In simple terms, ABA is a system of analysing behaviour and then modifying it by offering incentives for change.

The goal of ABA is to help the child find a link between their unique, very complex autistic world and ours. It's a very intense form of long-term, one-on-one therapy.

There are many other complex issues involved: the non-talking child may need to learn sign language, or to communicate using pictures; they may have phobias about clothes, food, sounds and smells, which are caused by their over-sensitive sensory perceptions.

They may have emotional difficulties and severe behavioural problems. So ABA has to address all of these.

The rewards ABA brings, according to some experts, far outweigh the effort and expense involved. A good percentage of children with autism who are exposed to full-time ABA become part of mainstream education and go on to lead productive lives.

Adrienne and Dara decided this was Caoimh's only hope. Eventually they were offered a place at Saplings, Rathfarnham, a small school that uses the ABA method. "We are so lucky to be among the small percentage in Ireland who will get a place at an ABA school," says Dara.

Already he and Adrienne can see phenomenal changes in Caoimh. He is trying to speak, he is learning to integrate in a normal environment, and, best of all, he is not terrified of the world around him all the time .

Like many of the other parents, Dara and Adrienne constantly have to raise funds to keep Caoimh's school going, since it is only partly funded by government, but it's a small price to pay for the positive returns they get.

Another godsend in Caoimh's difficult life is a German shepherd-golden retriever cross called Cosmo. He is the result of an initiative by Irish Guide Dogs for the Blind (IGDB) to train dogs to assist young children with autism.

Adrienne and Dara spent a week at IGDB headquarters in Cork learning how to handle the dog.

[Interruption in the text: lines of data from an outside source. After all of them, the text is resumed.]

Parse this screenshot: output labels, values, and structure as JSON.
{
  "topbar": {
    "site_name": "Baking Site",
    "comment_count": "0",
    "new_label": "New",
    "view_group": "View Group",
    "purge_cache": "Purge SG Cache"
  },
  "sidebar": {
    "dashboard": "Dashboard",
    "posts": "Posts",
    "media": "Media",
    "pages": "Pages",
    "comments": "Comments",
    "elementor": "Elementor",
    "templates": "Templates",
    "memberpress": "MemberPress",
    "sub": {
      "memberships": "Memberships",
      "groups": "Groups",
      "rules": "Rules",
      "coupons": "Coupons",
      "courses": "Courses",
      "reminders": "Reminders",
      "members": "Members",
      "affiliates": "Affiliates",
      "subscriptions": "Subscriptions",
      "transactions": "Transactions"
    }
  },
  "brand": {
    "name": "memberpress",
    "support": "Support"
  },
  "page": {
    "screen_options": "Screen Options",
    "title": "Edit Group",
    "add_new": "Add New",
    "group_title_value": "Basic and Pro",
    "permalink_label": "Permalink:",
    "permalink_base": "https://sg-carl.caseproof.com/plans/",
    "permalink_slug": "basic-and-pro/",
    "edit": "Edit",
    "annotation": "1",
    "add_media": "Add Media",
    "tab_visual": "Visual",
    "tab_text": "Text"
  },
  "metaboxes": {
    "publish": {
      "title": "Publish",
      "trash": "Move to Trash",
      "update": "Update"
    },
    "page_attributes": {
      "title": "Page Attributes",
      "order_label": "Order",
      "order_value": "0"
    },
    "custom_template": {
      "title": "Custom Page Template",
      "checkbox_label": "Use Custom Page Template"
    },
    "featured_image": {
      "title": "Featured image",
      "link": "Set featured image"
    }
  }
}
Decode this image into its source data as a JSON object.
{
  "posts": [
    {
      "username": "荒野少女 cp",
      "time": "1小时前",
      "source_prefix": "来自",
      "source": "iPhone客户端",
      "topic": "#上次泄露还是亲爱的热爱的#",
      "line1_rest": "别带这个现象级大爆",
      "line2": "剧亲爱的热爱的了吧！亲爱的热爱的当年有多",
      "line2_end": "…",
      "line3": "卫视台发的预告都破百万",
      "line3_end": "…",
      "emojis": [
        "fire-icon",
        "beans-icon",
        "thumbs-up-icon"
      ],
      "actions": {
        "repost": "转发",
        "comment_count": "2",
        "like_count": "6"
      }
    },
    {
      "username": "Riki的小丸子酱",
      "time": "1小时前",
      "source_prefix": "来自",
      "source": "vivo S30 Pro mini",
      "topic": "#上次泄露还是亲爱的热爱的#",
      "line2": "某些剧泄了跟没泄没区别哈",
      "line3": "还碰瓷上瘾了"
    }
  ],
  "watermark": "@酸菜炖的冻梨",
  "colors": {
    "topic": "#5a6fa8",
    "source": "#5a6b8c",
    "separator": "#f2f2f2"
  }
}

Dara says the staff were "unbelievably helpful and supportive"; and, in addition, they didn't charge them for their stay or for Cosmo.

When they brought the dog home, Caoimh would have nothing to do with him, but several months later he began tentatively touching the dog and then playing with him.

Today, Cosmo watches over Caoimh like a hawk, while the little boy has shown great courage in placing his trust in the dog.

When Cosmo is working, he wears a special jacket that has two leads: one for the adult in charge, while the other connects to a rucksack worn by Caoimh. The dog is so well trained there is no possibility of the little boy wandering off or running into traffic.

"Caoimh's anxiety is much less now he knows he is physically safe with Cosmo," says Adrienne. "The dog is also a calming presence. When Caoimh is stressed he strokes Cosmo's ear and this reduces his anxiety. This has also helped him to learn to regulate his own adrenaline levels caused by stress."

Adrienne says this is in stark contrast to the anxiety Caoimh used to pick up from her. "Cosmo doesn't care if people stare and he's not always in a state of acute anxiety in case something goes wrong," she explains. "It's thanks to Cosmo that Caoimh now has access to the outside world. I can't tell you what that means to us all; our lives are transformed."

- Joy Orpen

Sunday Independent

Irish Guide Dogs for the Blind, Autism Support Ireland, Irish Autism Action Blog

1 comment:

Looking for Blue Sky said...

I really love reading hopeful stories like this :D